The British movie industry and European art-house cinema are at risk of being decimated by EU plans to shake up the online distribution of films, leading producers have warned.

There was consternation when Günther Oettinger, the EU Commissioner for Digital Commission and Society, announced today that he would like internet movie services to be made available across the whole continent, so that someone in UK would not be blocked from buying or streaming films from another European country.

“On iTunes, for example, the vast majority of hit films are available in the European Union but only in a certain number of country stores,” said Mr Oettinger.

But Andy Paterson, producer of The Railway Man, starring Colin Firth, told The Independent: “The proposal being mooted would destroy the European film business completely. This is not about consumer access, it’s about the way that films are made.

“None of the films that were at the BAFTAs last night would have been made if it becomes impossible to make individual territory sales around the world.”

Recent British hits, Mr. Turner, The Railway Man and Salmon Fishing in The Yemen have all relied on sales made to other European countries to get made.

Deals typically involve an advance being given on films in exchange for exclusive rights to market them within a given territory. But if they are made available online across Europe, it’s argued the market would collapse.


“The only films that could be sold on this basis are huge blockbusters and sequels,” said Paterson. “So far as giving people increased choice, you would decimate the business. What it means for the British Film Industry is that there wouldn’t be one.”

Speaking about a Single Digital Connected Market at the European Film Market event in Berlin today, Mr Oettinger said: “I want more choice for consumers. They should also benefit from the advantages of digitalisation and be able to shop for more films across borders.”

Consumers would benefit from the plans in the short term because when they sign up to the likes of Netflix or Sky on-demand, as they will no longer be blocked from using the service when they travel to countries within the European market.

But Jean Prewitt, CEO and President of the Independent Film and Television Alliance argued: “The Commission’s proposal would seriously damage the ability of independent producers to finance their films, which depends on exclusive licenses to local distributors. Ultimately, it would not benefit consumers.

“If the only issue is getting large blockbusters delivered to them on multi-territorial online platforms, maybe that will happen.

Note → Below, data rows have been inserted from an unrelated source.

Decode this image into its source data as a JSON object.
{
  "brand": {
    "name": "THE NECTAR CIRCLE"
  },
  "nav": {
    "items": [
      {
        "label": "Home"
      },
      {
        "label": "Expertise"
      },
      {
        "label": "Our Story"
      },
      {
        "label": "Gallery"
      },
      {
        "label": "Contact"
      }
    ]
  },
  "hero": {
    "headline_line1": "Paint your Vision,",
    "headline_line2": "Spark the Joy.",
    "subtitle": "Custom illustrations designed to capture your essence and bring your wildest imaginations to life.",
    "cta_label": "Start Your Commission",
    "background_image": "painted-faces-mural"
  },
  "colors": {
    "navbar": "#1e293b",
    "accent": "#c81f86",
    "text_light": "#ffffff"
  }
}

But the vast majority of independent films, including European art house films, will not prosper in this environment.”

The Commissioner said consultation for the new process will start in the spring, to be put before committees in the autumn, and he hopes it will be put before the European Parliament next summer.

Mark Batey, Chief Executive, of the UK Film Distributors Association, said: “We emphasise the need for a flexibility – a ‘one size fits all’ digital release model would clearly not be appropriate for the entire spectrum of European film productions, and most importantly would not best serve the interests of today’s diverse audiences.”